*** Begin section ***
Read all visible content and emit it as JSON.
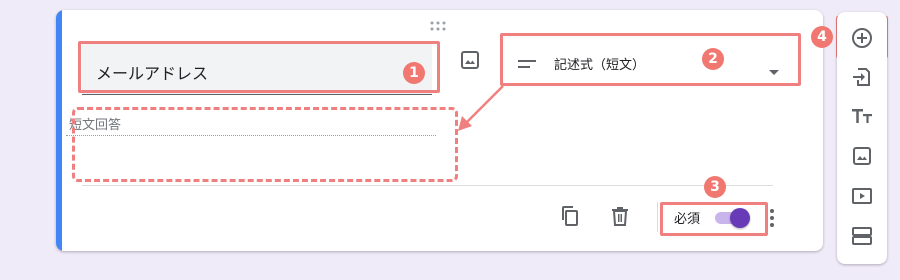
{
  "question": {
    "title": "メールアドレス",
    "answer_type": "記述式（短文）",
    "answer_placeholder": "短文回答",
    "required_label": "必須",
    "required": true
  },
  "annotations": [
    "1",
    "2",
    "3",
    "4"
  ],
  "icons": {
    "image": "image-icon",
    "short-answer": "short-text-icon",
    "dropdown": "arrow-drop-down-icon",
    "copy": "copy-icon",
    "delete": "trash-icon",
    "more": "more-vert-icon",
    "drag": "drag-handle-icon"
  },
  "toolbar": [
    {
      "name": "add-question",
      "icon": "add-circle-icon"
    },
    {
      "name": "import-questions",
      "icon": "import-icon"
    },
    {
      "name": "add-title",
      "icon": "title-text-icon"
    },
    {
      "name": "add-image",
      "icon": "image-icon"
    },
    {
      "name": "add-video",
      "icon": "video-icon"
    },
    {
      "name": "add-section",
      "icon": "section-icon"
    }
  ],
  "colors": {
    "background": "#f0ebf8",
    "accent_bar": "#4285f4",
    "toggle_on": "#673ab7",
    "annotation": "#f08080"
  }
}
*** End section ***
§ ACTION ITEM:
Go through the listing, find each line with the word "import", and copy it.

§ ANSWER:
      "name": "import-questions",
      "icon": "import-icon"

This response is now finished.